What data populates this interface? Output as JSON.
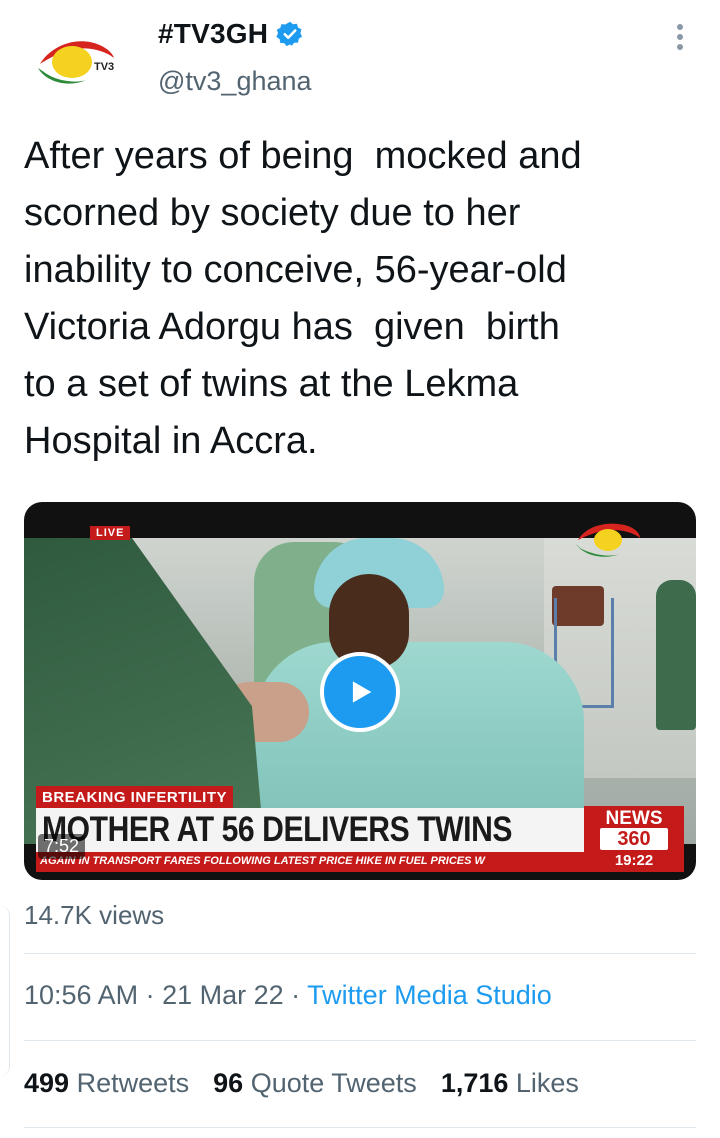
{
  "author": {
    "display_name": "#TV3GH",
    "handle": "@tv3_ghana",
    "avatar_icon": "tv3-logo-icon",
    "avatar_text": "TV3",
    "verified_icon": "verified-badge-icon",
    "more_icon": "more-vertical-icon"
  },
  "tweet": {
    "text": "After years of being  mocked and\nscorned by society due to her\ninability to conceive, 56-year-old\nVictoria Adorgu has  given  birth\nto a set of twins at the Lekma\nHospital in Accra."
  },
  "video": {
    "live_tag": "LIVE",
    "breaking_label": "BREAKING INFERTILITY",
    "headline": "MOTHER AT 56 DELIVERS TWINS",
    "ticker": "AGAIN IN TRANSPORT FARES FOLLOWING LATEST PRICE HIKE IN FUEL PRICES     W",
    "news_label": "NEWS",
    "news_number": "360",
    "broadcast_time": "19:22",
    "duration": "7:52",
    "play_icon": "play-icon"
  },
  "views": "14.7K views",
  "meta": {
    "time": "10:56 AM",
    "date": "21 Mar 22",
    "separator": " · ",
    "source": "Twitter Media Studio"
  },
  "stats": {
    "retweets_count": "499",
    "retweets_label": "Retweets",
    "quotes_count": "96",
    "quotes_label": "Quote Tweets",
    "likes_count": "1,716",
    "likes_label": "Likes"
  },
  "colors": {
    "accent": "#1d9bf0",
    "secondary_text": "#536471",
    "broadcast_red": "#c41a1a"
  }
}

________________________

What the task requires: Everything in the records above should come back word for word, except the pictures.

Response for this exercise:
What data populates this interface? Output as JSON.
{
  "author": {
    "display_name": "#TV3GH",
    "handle": "@tv3_ghana",
    "avatar_icon": "tv3-logo-icon",
    "avatar_text": "TV3",
    "verified_icon": "verified-badge-icon",
    "more_icon": "more-vertical-icon"
  },
  "tweet": {
    "text": "After years of being  mocked and\nscorned by society due to her\ninability to conceive, 56-year-old\nVictoria Adorgu has  given  birth\nto a set of twins at the Lekma\nHospital in Accra."
  },
  "video": {
    "live_tag": "LIVE",
    "breaking_label": "BREAKING INFERTILITY",
    "headline": "MOTHER AT 56 DELIVERS TWINS",
    "ticker": "AGAIN IN TRANSPORT FARES FOLLOWING LATEST PRICE HIKE IN FUEL PRICES     W",
    "news_label": "NEWS",
    "news_number": "360",
    "broadcast_time": "19:22",
    "duration": "7:52",
    "play_icon": "play-icon"
  },
  "views": "14.7K views",
  "meta": {
    "time": "10:56 AM",
    "date": "21 Mar 22",
    "separator": " · ",
    "source": "Twitter Media Studio"
  },
  "stats": {
    "retweets_count": "499",
    "retweets_label": "Retweets",
    "quotes_count": "96",
    "quotes_label": "Quote Tweets",
    "likes_count": "1,716",
    "likes_label": "Likes"
  },
  "colors": {
    "accent": "#1d9bf0",
    "secondary_text": "#536471",
    "broadcast_red": "#c41a1a"
  }
}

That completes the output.